(Collected data entries)
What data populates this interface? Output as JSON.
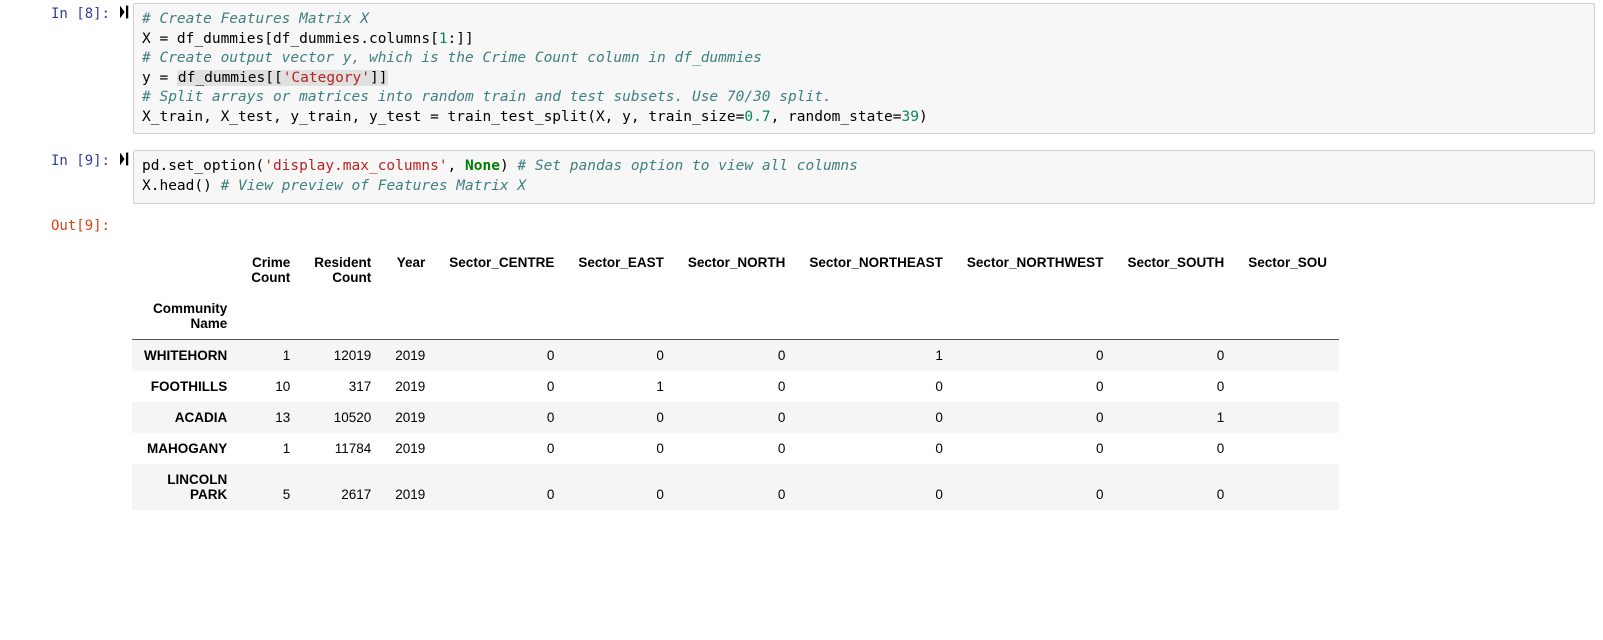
{
  "cells": {
    "c8": {
      "in_prompt": "In [8]:",
      "lines": {
        "l0_comment": "# Create Features Matrix X",
        "l1_a": "X = df_dummies[df_dummies.columns[",
        "l1_num": "1",
        "l1_b": ":]]",
        "l2_comment": "# Create output vector y, which is the Crime Count column in df_dummies",
        "l3_a": "y = ",
        "l3_hl_a": "df_dummies[[",
        "l3_str": "'Category'",
        "l3_hl_b": "]]",
        "l4_comment": "# Split arrays or matrices into random train and test subsets. Use 70/30 split.",
        "l5_a": "X_train, X_test, y_train, y_test = train_test_split(X, y, train_size=",
        "l5_n1": "0.7",
        "l5_b": ", random_state=",
        "l5_n2": "39",
        "l5_c": ")"
      }
    },
    "c9": {
      "in_prompt": "In [9]:",
      "out_prompt": "Out[9]:",
      "lines": {
        "l0_a": "pd.set_option(",
        "l0_str": "'display.max_columns'",
        "l0_b": ", ",
        "l0_kw": "None",
        "l0_c": ") ",
        "l0_comment": "# Set pandas option to view all columns",
        "l1_a": "X.head() ",
        "l1_comment": "# View preview of Features Matrix X"
      }
    }
  },
  "table": {
    "index_name": "Community\nName",
    "columns": [
      "Crime\nCount",
      "Resident\nCount",
      "Year",
      "Sector_CENTRE",
      "Sector_EAST",
      "Sector_NORTH",
      "Sector_NORTHEAST",
      "Sector_NORTHWEST",
      "Sector_SOUTH",
      "Sector_SOU"
    ],
    "rows": [
      {
        "idx": "WHITEHORN",
        "vals": [
          "1",
          "12019",
          "2019",
          "0",
          "0",
          "0",
          "1",
          "0",
          "0",
          ""
        ]
      },
      {
        "idx": "FOOTHILLS",
        "vals": [
          "10",
          "317",
          "2019",
          "0",
          "1",
          "0",
          "0",
          "0",
          "0",
          ""
        ]
      },
      {
        "idx": "ACADIA",
        "vals": [
          "13",
          "10520",
          "2019",
          "0",
          "0",
          "0",
          "0",
          "0",
          "1",
          ""
        ]
      },
      {
        "idx": "MAHOGANY",
        "vals": [
          "1",
          "11784",
          "2019",
          "0",
          "0",
          "0",
          "0",
          "0",
          "0",
          ""
        ]
      },
      {
        "idx": "LINCOLN\nPARK",
        "vals": [
          "5",
          "2617",
          "2019",
          "0",
          "0",
          "0",
          "0",
          "0",
          "0",
          ""
        ]
      }
    ]
  }
}
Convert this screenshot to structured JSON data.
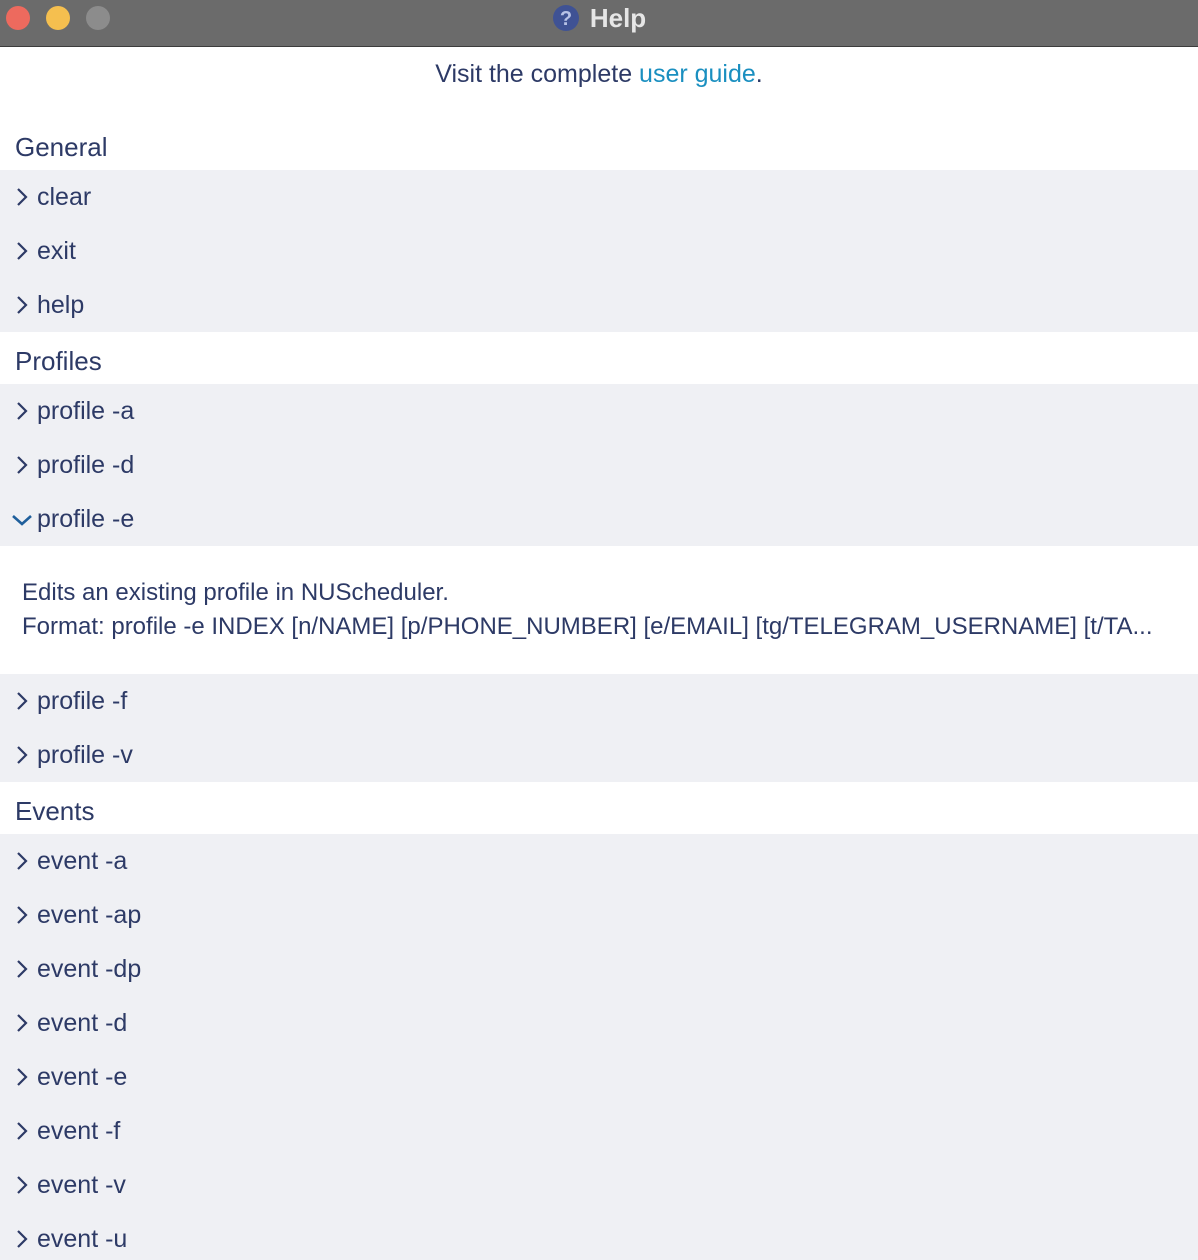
{
  "window": {
    "title": "Help"
  },
  "guide": {
    "prefix": "Visit the complete ",
    "link": "user guide",
    "suffix": "."
  },
  "sections": {
    "general": {
      "title": "General",
      "items": [
        "clear",
        "exit",
        "help"
      ]
    },
    "profiles": {
      "title": "Profiles",
      "items": [
        "profile -a",
        "profile -d",
        "profile -e",
        "profile -f",
        "profile -v"
      ],
      "expanded": "profile -e",
      "description": "Edits an existing profile in NUScheduler.",
      "format": "Format: profile -e INDEX [n/NAME] [p/PHONE_NUMBER] [e/EMAIL] [tg/TELEGRAM_USERNAME] [t/TA..."
    },
    "events": {
      "title": "Events",
      "items": [
        "event -a",
        "event -ap",
        "event -dp",
        "event -d",
        "event -e",
        "event -f",
        "event -v",
        "event -u"
      ]
    }
  },
  "colors": {
    "accent": "#1a8fc0",
    "text": "#2d3a66",
    "rowBg": "#eff0f4"
  }
}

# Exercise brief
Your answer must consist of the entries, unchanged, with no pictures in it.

# Written response
What data populates this interface? Output as JSON.
{
  "cells": {
    "c8": {
      "in_prompt": "In [8]:",
      "lines": {
        "l0_comment": "# Create Features Matrix X",
        "l1_a": "X = df_dummies[df_dummies.columns[",
        "l1_num": "1",
        "l1_b": ":]]",
        "l2_comment": "# Create output vector y, which is the Crime Count column in df_dummies",
        "l3_a": "y = ",
        "l3_hl_a": "df_dummies[[",
        "l3_str": "'Category'",
        "l3_hl_b": "]]",
        "l4_comment": "# Split arrays or matrices into random train and test subsets. Use 70/30 split.",
        "l5_a": "X_train, X_test, y_train, y_test = train_test_split(X, y, train_size=",
        "l5_n1": "0.7",
        "l5_b": ", random_state=",
        "l5_n2": "39",
        "l5_c": ")"
      }
    },
    "c9": {
      "in_prompt": "In [9]:",
      "out_prompt": "Out[9]:",
      "lines": {
        "l0_a": "pd.set_option(",
        "l0_str": "'display.max_columns'",
        "l0_b": ", ",
        "l0_kw": "None",
        "l0_c": ") ",
        "l0_comment": "# Set pandas option to view all columns",
        "l1_a": "X.head() ",
        "l1_comment": "# View preview of Features Matrix X"
      }
    }
  },
  "table": {
    "index_name": "Community\nName",
    "columns": [
      "Crime\nCount",
      "Resident\nCount",
      "Year",
      "Sector_CENTRE",
      "Sector_EAST",
      "Sector_NORTH",
      "Sector_NORTHEAST",
      "Sector_NORTHWEST",
      "Sector_SOUTH",
      "Sector_SOU"
    ],
    "rows": [
      {
        "idx": "WHITEHORN",
        "vals": [
          "1",
          "12019",
          "2019",
          "0",
          "0",
          "0",
          "1",
          "0",
          "0",
          ""
        ]
      },
      {
        "idx": "FOOTHILLS",
        "vals": [
          "10",
          "317",
          "2019",
          "0",
          "1",
          "0",
          "0",
          "0",
          "0",
          ""
        ]
      },
      {
        "idx": "ACADIA",
        "vals": [
          "13",
          "10520",
          "2019",
          "0",
          "0",
          "0",
          "0",
          "0",
          "1",
          ""
        ]
      },
      {
        "idx": "MAHOGANY",
        "vals": [
          "1",
          "11784",
          "2019",
          "0",
          "0",
          "0",
          "0",
          "0",
          "0",
          ""
        ]
      },
      {
        "idx": "LINCOLN\nPARK",
        "vals": [
          "5",
          "2617",
          "2019",
          "0",
          "0",
          "0",
          "0",
          "0",
          "0",
          ""
        ]
      }
    ]
  }
}
Convert this screenshot to structured JSON data.
{
  "window": {
    "title": "Help"
  },
  "guide": {
    "prefix": "Visit the complete ",
    "link": "user guide",
    "suffix": "."
  },
  "sections": {
    "general": {
      "title": "General",
      "items": [
        "clear",
        "exit",
        "help"
      ]
    },
    "profiles": {
      "title": "Profiles",
      "items": [
        "profile -a",
        "profile -d",
        "profile -e",
        "profile -f",
        "profile -v"
      ],
      "expanded": "profile -e",
      "description": "Edits an existing profile in NUScheduler.",
      "format": "Format: profile -e INDEX [n/NAME] [p/PHONE_NUMBER] [e/EMAIL] [tg/TELEGRAM_USERNAME] [t/TA..."
    },
    "events": {
      "title": "Events",
      "items": [
        "event -a",
        "event -ap",
        "event -dp",
        "event -d",
        "event -e",
        "event -f",
        "event -v",
        "event -u"
      ]
    }
  },
  "colors": {
    "accent": "#1a8fc0",
    "text": "#2d3a66",
    "rowBg": "#eff0f4"
  }
}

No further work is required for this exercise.